WORK REQUIRED → Apart from the pictures, every record here must be copied word for word.

----- PROVIDED INFORMATION

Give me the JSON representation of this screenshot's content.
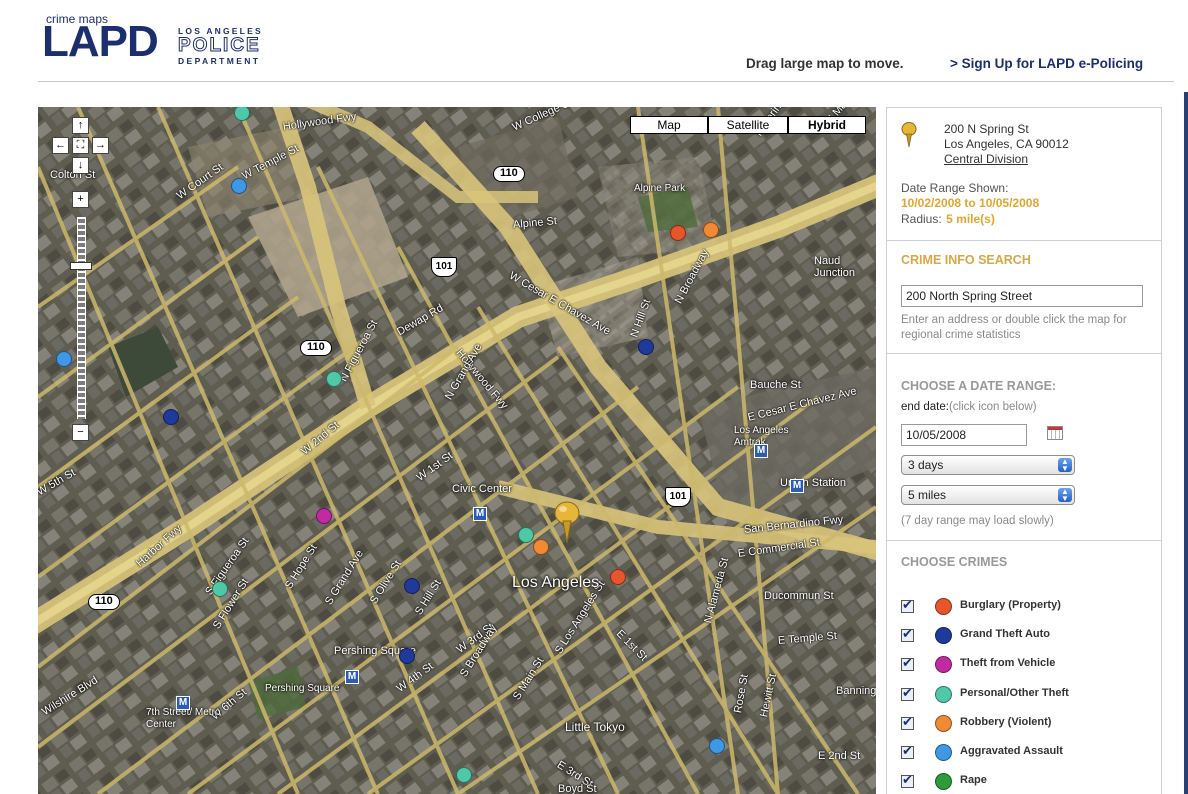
{
  "header": {
    "logo_small": "crime maps",
    "logo_big": "LAPD",
    "logo_dept_line1": "LOS ANGELES",
    "logo_dept_line2": "POLICE",
    "logo_dept_line3": "DEPARTMENT",
    "drag_hint": "Drag large map to move.",
    "signup_link": "> Sign Up for LAPD e-Policing"
  },
  "map": {
    "type_buttons": [
      {
        "label": "Map",
        "active": false
      },
      {
        "label": "Satellite",
        "active": false
      },
      {
        "label": "Hybrid",
        "active": true
      }
    ],
    "controls": {
      "up": "↑",
      "down": "↓",
      "left": "←",
      "right": "→",
      "center": "⛶",
      "zoom_in": "+",
      "zoom_out": "−"
    },
    "city_labels": [
      "Los Angeles",
      "Little Tokyo",
      "Naud Junction",
      "Civic Center",
      "Union Station",
      "Pershing Square",
      "7th Street/ Metro Center",
      "Los Angeles Amtrak",
      "Alpine Park",
      "Pershing Square"
    ],
    "road_labels": [
      "Hollywood Fwy",
      "Harbor Fwy",
      "Hollywood Fwy",
      "San Bernardino Fwy",
      "W Temple St",
      "W 1st St",
      "W 2nd St",
      "W 3rd St",
      "W 4th St",
      "W 5th St",
      "W 6th St",
      "E 1st St",
      "E 2nd St",
      "E 3rd St",
      "E Commercial St",
      "E Cesar E Chavez Ave",
      "W Cesar E Chavez Ave",
      "W College St",
      "Alpine St",
      "N Broadway",
      "N Spring St",
      "N Main St",
      "N Hill St",
      "N Grand Ave",
      "N Figueroa St",
      "S Figueroa St",
      "S Flower St",
      "S Hope St",
      "S Grand Ave",
      "S Olive St",
      "S Hill St",
      "S Broadway",
      "S Main St",
      "S Los Angeles St",
      "N Alameda St",
      "Wilshire Blvd",
      "Dewap Rd",
      "W Court St",
      "Colton St",
      "E Temple St",
      "Ducommun St",
      "Bauche St",
      "Banning",
      "Boyd St",
      "Hewitt St",
      "Rose St"
    ],
    "shields": [
      "110",
      "110",
      "110",
      "101",
      "101"
    ],
    "metro_label": "M",
    "pin_address": "200 N Spring St"
  },
  "panel": {
    "address_line1": "200 N Spring St",
    "address_line2": "Los Angeles, CA 90012",
    "division_link": "Central Division",
    "date_range_label": "Date Range Shown:",
    "date_range_value": "10/02/2008 to 10/05/2008",
    "radius_label": "Radius:",
    "radius_value": "5 mile(s)",
    "search_heading": "CRIME INFO SEARCH",
    "search_value": "200 North Spring Street",
    "search_hint": "Enter an address or double click the map for regional crime statistics",
    "date_heading": "CHOOSE A DATE RANGE:",
    "end_date_label": "end date:",
    "end_date_hint": "(click icon below)",
    "end_date_value": "10/05/2008",
    "days_select": "3 days",
    "miles_select": "5 miles",
    "slow_hint": "(7 day range may load slowly)",
    "crimes_heading": "CHOOSE CRIMES",
    "crimes": [
      {
        "label": "Burglary (Property)",
        "color": "#e8542b",
        "checked": true
      },
      {
        "label": "Grand Theft Auto",
        "color": "#1f3a9b",
        "checked": true
      },
      {
        "label": "Theft from Vehicle",
        "color": "#c22aa3",
        "checked": true
      },
      {
        "label": "Personal/Other Theft",
        "color": "#4fc8a8",
        "checked": true
      },
      {
        "label": "Robbery (Violent)",
        "color": "#f08a35",
        "checked": true
      },
      {
        "label": "Aggravated Assault",
        "color": "#3d98e6",
        "checked": true
      },
      {
        "label": "Rape",
        "color": "#2d9a3b",
        "checked": true
      }
    ]
  }
}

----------

OUTPUT →
Give me the JSON representation of this screenshot's content.
{
  "header": {
    "logo_small": "crime maps",
    "logo_big": "LAPD",
    "logo_dept_line1": "LOS ANGELES",
    "logo_dept_line2": "POLICE",
    "logo_dept_line3": "DEPARTMENT",
    "drag_hint": "Drag large map to move.",
    "signup_link": "> Sign Up for LAPD e-Policing"
  },
  "map": {
    "type_buttons": [
      {
        "label": "Map",
        "active": false
      },
      {
        "label": "Satellite",
        "active": false
      },
      {
        "label": "Hybrid",
        "active": true
      }
    ],
    "controls": {
      "up": "↑",
      "down": "↓",
      "left": "←",
      "right": "→",
      "center": "⛶",
      "zoom_in": "+",
      "zoom_out": "−"
    },
    "city_labels": [
      "Los Angeles",
      "Little Tokyo",
      "Naud Junction",
      "Civic Center",
      "Union Station",
      "Pershing Square",
      "7th Street/ Metro Center",
      "Los Angeles Amtrak",
      "Alpine Park",
      "Pershing Square"
    ],
    "road_labels": [
      "Hollywood Fwy",
      "Harbor Fwy",
      "Hollywood Fwy",
      "San Bernardino Fwy",
      "W Temple St",
      "W 1st St",
      "W 2nd St",
      "W 3rd St",
      "W 4th St",
      "W 5th St",
      "W 6th St",
      "E 1st St",
      "E 2nd St",
      "E 3rd St",
      "E Commercial St",
      "E Cesar E Chavez Ave",
      "W Cesar E Chavez Ave",
      "W College St",
      "Alpine St",
      "N Broadway",
      "N Spring St",
      "N Main St",
      "N Hill St",
      "N Grand Ave",
      "N Figueroa St",
      "S Figueroa St",
      "S Flower St",
      "S Hope St",
      "S Grand Ave",
      "S Olive St",
      "S Hill St",
      "S Broadway",
      "S Main St",
      "S Los Angeles St",
      "N Alameda St",
      "Wilshire Blvd",
      "Dewap Rd",
      "W Court St",
      "Colton St",
      "E Temple St",
      "Ducommun St",
      "Bauche St",
      "Banning",
      "Boyd St",
      "Hewitt St",
      "Rose St"
    ],
    "shields": [
      "110",
      "110",
      "110",
      "101",
      "101"
    ],
    "metro_label": "M",
    "pin_address": "200 N Spring St"
  },
  "panel": {
    "address_line1": "200 N Spring St",
    "address_line2": "Los Angeles, CA 90012",
    "division_link": "Central Division",
    "date_range_label": "Date Range Shown:",
    "date_range_value": "10/02/2008 to 10/05/2008",
    "radius_label": "Radius:",
    "radius_value": "5 mile(s)",
    "search_heading": "CRIME INFO SEARCH",
    "search_value": "200 North Spring Street",
    "search_hint": "Enter an address or double click the map for regional crime statistics",
    "date_heading": "CHOOSE A DATE RANGE:",
    "end_date_label": "end date:",
    "end_date_hint": "(click icon below)",
    "end_date_value": "10/05/2008",
    "days_select": "3 days",
    "miles_select": "5 miles",
    "slow_hint": "(7 day range may load slowly)",
    "crimes_heading": "CHOOSE CRIMES",
    "crimes": [
      {
        "label": "Burglary (Property)",
        "color": "#e8542b",
        "checked": true
      },
      {
        "label": "Grand Theft Auto",
        "color": "#1f3a9b",
        "checked": true
      },
      {
        "label": "Theft from Vehicle",
        "color": "#c22aa3",
        "checked": true
      },
      {
        "label": "Personal/Other Theft",
        "color": "#4fc8a8",
        "checked": true
      },
      {
        "label": "Robbery (Violent)",
        "color": "#f08a35",
        "checked": true
      },
      {
        "label": "Aggravated Assault",
        "color": "#3d98e6",
        "checked": true
      },
      {
        "label": "Rape",
        "color": "#2d9a3b",
        "checked": true
      }
    ]
  }
}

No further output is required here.